Judge Trent, in Small v. Montgomery (C. C.), 23 Fed. 707, said: “All the United States circuit judges who have passed upon the question of late, as well as dicta by the Supreme Court of the United States in respect thereto, reach this result, viz, that where a party in good faith is brought within the jurisdiction of the State, or detained therein; being a nonresident, either as party to the suit, or as .witness in another suit, he is not subject to service. And the reason — the main reason — is very potential, so far as our country is concerned.
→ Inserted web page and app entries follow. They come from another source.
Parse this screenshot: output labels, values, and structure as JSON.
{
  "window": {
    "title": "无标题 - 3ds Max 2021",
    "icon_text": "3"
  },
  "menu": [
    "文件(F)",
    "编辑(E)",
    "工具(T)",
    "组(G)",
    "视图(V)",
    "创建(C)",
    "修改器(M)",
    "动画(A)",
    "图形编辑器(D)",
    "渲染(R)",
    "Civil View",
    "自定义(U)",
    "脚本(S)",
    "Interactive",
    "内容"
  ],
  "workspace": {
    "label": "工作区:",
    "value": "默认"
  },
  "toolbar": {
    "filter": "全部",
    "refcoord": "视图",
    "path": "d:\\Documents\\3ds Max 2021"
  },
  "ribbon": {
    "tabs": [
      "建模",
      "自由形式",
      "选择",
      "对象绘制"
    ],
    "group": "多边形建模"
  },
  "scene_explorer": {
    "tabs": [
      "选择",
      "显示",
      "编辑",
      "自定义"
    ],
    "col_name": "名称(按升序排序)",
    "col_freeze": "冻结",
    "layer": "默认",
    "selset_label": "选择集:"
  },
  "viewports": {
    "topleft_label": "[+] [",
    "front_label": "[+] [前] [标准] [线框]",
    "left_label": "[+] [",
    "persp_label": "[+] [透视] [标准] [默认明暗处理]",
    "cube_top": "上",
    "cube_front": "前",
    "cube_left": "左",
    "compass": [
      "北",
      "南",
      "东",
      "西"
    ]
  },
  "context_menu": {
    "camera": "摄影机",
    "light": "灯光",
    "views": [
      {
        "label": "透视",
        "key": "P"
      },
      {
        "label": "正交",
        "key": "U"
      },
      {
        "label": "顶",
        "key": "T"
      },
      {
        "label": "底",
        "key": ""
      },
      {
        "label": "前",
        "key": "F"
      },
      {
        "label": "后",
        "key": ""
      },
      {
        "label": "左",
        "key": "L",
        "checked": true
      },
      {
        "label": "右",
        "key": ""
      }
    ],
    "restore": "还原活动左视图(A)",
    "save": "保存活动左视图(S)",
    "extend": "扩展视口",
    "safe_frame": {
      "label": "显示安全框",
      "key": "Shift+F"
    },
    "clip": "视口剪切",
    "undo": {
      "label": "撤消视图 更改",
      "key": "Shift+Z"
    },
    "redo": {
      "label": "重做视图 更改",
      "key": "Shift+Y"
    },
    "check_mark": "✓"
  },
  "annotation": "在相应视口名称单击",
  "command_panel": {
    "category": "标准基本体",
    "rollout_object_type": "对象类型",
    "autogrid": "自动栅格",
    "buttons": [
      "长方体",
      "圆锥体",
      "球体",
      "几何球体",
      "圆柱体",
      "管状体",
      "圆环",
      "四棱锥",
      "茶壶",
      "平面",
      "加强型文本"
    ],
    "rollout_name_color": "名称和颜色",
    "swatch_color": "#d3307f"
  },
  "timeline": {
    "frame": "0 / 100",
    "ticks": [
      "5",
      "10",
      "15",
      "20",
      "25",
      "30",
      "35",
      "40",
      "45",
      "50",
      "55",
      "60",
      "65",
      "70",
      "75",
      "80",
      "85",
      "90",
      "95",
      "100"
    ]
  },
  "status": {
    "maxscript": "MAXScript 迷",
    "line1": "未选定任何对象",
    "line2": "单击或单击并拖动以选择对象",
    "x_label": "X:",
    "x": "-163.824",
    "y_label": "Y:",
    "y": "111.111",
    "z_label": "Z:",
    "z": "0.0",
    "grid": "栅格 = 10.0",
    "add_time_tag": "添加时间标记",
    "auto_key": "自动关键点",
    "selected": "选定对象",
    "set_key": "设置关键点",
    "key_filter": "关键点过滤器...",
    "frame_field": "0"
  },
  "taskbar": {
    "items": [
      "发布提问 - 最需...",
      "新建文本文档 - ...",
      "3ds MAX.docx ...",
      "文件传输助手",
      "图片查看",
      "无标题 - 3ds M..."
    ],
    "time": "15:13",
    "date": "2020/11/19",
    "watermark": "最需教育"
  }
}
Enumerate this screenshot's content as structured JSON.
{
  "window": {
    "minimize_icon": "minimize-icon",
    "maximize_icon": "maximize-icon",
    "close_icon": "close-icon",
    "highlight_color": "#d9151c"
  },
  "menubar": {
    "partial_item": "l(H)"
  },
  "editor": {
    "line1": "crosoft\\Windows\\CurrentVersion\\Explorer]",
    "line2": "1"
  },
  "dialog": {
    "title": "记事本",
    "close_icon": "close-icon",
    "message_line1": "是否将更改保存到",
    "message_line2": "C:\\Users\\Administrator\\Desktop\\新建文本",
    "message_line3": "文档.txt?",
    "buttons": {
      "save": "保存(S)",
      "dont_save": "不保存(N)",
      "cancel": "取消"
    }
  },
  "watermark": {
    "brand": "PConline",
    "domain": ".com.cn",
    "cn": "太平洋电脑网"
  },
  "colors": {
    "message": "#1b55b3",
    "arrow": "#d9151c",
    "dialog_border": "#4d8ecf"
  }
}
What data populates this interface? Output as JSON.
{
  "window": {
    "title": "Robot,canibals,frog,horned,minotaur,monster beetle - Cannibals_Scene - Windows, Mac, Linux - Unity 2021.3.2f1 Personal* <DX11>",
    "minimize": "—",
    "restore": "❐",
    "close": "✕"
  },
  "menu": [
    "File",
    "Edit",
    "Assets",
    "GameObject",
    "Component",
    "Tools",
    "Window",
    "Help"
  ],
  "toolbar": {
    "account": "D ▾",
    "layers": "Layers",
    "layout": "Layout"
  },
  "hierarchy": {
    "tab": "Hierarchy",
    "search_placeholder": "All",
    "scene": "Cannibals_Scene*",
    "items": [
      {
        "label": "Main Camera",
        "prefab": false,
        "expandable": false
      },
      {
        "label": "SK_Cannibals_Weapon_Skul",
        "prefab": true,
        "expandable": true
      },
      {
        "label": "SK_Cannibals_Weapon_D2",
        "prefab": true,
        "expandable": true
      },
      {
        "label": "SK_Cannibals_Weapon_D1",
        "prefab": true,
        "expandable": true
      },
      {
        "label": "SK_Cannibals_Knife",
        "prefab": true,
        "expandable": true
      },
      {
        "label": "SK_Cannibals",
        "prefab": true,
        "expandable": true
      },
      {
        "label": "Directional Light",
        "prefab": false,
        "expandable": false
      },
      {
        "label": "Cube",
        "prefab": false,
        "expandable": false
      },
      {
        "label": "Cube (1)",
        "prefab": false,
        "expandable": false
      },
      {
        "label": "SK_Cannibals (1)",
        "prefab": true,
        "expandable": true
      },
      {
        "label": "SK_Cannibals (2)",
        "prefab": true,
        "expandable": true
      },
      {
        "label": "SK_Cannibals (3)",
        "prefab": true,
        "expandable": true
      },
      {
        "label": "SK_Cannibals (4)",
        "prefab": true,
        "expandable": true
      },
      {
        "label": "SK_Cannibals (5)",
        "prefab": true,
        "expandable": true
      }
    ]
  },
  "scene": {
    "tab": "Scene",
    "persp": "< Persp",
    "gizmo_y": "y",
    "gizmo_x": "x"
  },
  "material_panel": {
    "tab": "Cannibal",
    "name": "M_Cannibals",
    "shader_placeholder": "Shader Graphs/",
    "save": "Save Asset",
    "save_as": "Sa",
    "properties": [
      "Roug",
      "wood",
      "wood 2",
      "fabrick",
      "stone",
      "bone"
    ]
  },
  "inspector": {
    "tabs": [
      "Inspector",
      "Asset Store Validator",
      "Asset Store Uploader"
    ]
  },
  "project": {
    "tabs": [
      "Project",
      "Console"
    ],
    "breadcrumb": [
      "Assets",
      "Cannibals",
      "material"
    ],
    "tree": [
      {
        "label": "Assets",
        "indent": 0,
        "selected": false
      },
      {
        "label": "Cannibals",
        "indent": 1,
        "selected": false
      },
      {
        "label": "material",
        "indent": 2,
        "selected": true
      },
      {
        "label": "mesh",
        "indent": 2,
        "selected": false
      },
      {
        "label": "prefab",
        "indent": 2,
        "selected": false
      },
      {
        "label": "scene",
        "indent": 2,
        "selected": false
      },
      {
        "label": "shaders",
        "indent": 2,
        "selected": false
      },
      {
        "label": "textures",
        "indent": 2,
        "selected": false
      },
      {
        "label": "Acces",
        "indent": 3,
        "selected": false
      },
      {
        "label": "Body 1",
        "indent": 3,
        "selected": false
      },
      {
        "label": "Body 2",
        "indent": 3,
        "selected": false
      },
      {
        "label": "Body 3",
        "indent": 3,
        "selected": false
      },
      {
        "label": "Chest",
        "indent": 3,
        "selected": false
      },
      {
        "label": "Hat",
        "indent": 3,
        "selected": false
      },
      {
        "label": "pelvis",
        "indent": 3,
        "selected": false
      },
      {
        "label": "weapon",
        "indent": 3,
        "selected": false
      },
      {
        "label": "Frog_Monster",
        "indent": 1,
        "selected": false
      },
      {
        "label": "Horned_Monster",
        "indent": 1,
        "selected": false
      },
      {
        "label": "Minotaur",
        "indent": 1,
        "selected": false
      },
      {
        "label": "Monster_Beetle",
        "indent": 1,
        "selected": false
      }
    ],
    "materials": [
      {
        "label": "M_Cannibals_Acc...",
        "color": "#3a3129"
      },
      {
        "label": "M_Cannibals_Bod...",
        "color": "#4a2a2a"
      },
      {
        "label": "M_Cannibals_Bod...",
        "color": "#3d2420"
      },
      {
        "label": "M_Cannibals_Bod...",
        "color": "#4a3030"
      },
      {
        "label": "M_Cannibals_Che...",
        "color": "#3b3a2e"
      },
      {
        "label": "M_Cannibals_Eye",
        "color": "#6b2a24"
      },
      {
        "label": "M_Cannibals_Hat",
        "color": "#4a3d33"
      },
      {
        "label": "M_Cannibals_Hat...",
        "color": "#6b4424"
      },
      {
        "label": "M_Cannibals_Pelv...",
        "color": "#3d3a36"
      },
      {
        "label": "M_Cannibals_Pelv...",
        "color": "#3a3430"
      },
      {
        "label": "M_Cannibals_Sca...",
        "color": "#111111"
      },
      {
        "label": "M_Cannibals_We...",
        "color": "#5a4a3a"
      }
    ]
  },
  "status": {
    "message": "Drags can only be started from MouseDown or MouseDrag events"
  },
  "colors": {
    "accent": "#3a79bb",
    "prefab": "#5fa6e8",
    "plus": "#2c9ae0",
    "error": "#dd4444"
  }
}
There are many States, stretching from Maine to Oregon, and a man who is required to go from one to the other, either as a witness or as a party to a suit, should not be pursued by writ while abroad, instead of being sued at his own residence; otherwise every one, as is stated in many of these opinions, would avoid as far as possible being subjected thousands of miles away to suits of this character.” Atchison v. Morris (C. C.), 11 Fed. 582.

Upon the same principle of justice, good faith, and comity, and to subserve the due administration of justice, it has been held that “a person who has been brought within the jurisdiction of a coupt from another State upon a requisition, as a fugitive from justice, and has been tried for or discharged as to the offense against him, is not subject to arrest on a civil process until a reasonable time and opportunity have been given him to return to the State from which he was taken.” Moletor v. Strinen (Wis.), 44 N. W. 1099, 7 L. R. A. 817, 20 Am. St. Rep. 71; Blair v. Turtle, 1 McCrary, 372, 5 Fed. 394; Compton v. Wilder, 40 Ohio St. 130; People v. Judge, 40 Mich. 630; Cannon's Case, 47 Mich. 482, 11 N. W. 280.

The appellee comes within the spirit of the rule which exempts persons from .service of civil process, and is entitled to its benefit. He is a nonresident of this State — a resident of the State of Tennessee — and was bound to attend the Garland Circuit Court, in this State, to avoid the forfeiture of his bond. He was also entitled' to attend as a witness in his own behalf. His attendance was compulsory. While in attendance in obedience to his bond, process in this case was served upon him. The service, on his motion, should be set aside. Murray v. *162 Wilcox (Iowa), 97 N. W. 1087, 101 Am. St. Rep. 263, 64 L. R. A. 534.

Judgment as to the service of process is affirmed, and in other respects is reversed.